The Yiddish Book Center's

Wexler Oral History Project

A growing collection of in-depth interviews with people of all ages and backgrounds, whose stories about the legacy and changing nature of Yiddish language and culture offer a rich and complex chronicle of Jewish identity.

Hilary Salk's Oral History

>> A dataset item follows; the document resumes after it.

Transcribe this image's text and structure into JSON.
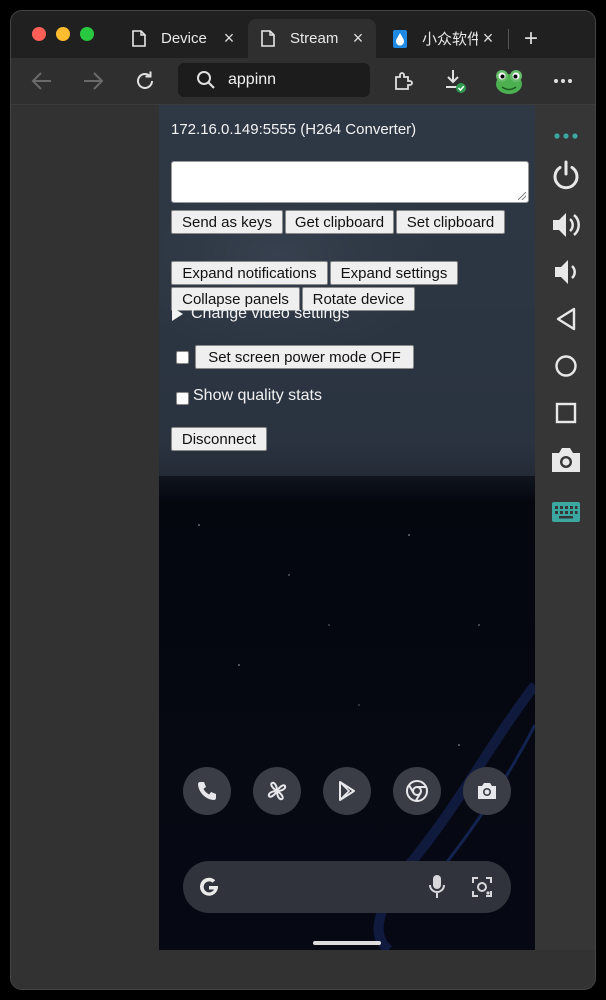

Hilary Salk, activist and author, was interviewed by Jayne Pearl on October 10, 2011 at the Yiddish Book Center in Amherst, Massachusetts. Hilary was born in 1942, just days after her maternal grandfather died. Because her father Aaron Peter Ross, a career army man, was stationed in the South when Hilary's mother, Ruth Berger Ross, was pregnant, they decided she would return to her family in Pawtucket, Rhode Island so that Ruth's two sisters, Edith and Sylvia, and mother could provide support for Ruth and Hilary. Hilary recalls spending most of her childhood moving around the world because of her father's army career and yearning for that warm home, surrounded by her loving, Yiddish-speaking family. Hilary's father, Pete, wanted to leave behind her Jewish background. Pete's own father was a very religious Jew who didn't know how to make it in America. Pete, brought up in New Haven, was embarrassed by his father and was driven to assimilate. He attended Yale University, where there were few Jews. He had rid himself of any trace of his Yiddish accent and mannerisms, and he wanted to make sure Hilary had no Jewish mannerisms either. He changed his name from Rozovsky to Ross. The one grandparent that had the most influence on Hilary was the grandfather she never knew, Hyman Berger. She believes her aunties and grandmother and mother would take her, as an infant, up to a large portrait of him over the mantelpiece and tell her all about him. After the war, in 1949, Hilary's family moved to a tiny town called Oberammergau, Germany – the home of the famous anti-Semitic Passion Play, which was put on every 10 years for 300 years. Hilary explains how the townspeople spent years grooming for the various parts and how the city was consumed with the build-up to the play. Without realizing its anti-Semitism, Hilary's parents took her to see the eight-hour production, but she hated it and asked to be taken home. Hilary talks about living in Augusta, Georgia, where she met her first Jewish friend, Ilene Ginsberg, during 7th grade. Ilene encouraged Hilary to attend Sunday school with her at the Orthodox synagogue. This was her first experience as part of a formal Jewish community. Hilary was thrilled to move back to that family home in Pawtucket to attend Brown University. She later married Steven Salk and they had two children. They lived in Bedford, Massachusetts, where Hilary taught childbirth classes and became actively involved with the Boston Women's Health Collective (which created the Our Bodies, Ourselves series of books, one early edition to which Hilary contributed). There, she developed her passion for feminism and devotion to social activism. When the children were 7 and 4, they moved back to Providence. Hilary continued her involvement with feminism and activist causes: she started the Rhode Island Women's Health Collective. She was also involved with Women for a Non-Nuclear Future. In 1982 she was asked to run for governor of the state on the Citizen's Party platform. Hilary gave her children the kind of Jewish education she had longed for through Friday School, a parent-run program housed at Brown Hillel. Hilary's sense of Judaism stemmed from her grandparents. She is working to transmit this same sense of Jewish identity and pride in her five biracial granddaughters. Hilary describes taking her oldest granddaughter to Friday school when she was young.

This interview was conducted in English.

Hilary Salk was born in Providence, Rhode Island in 1942.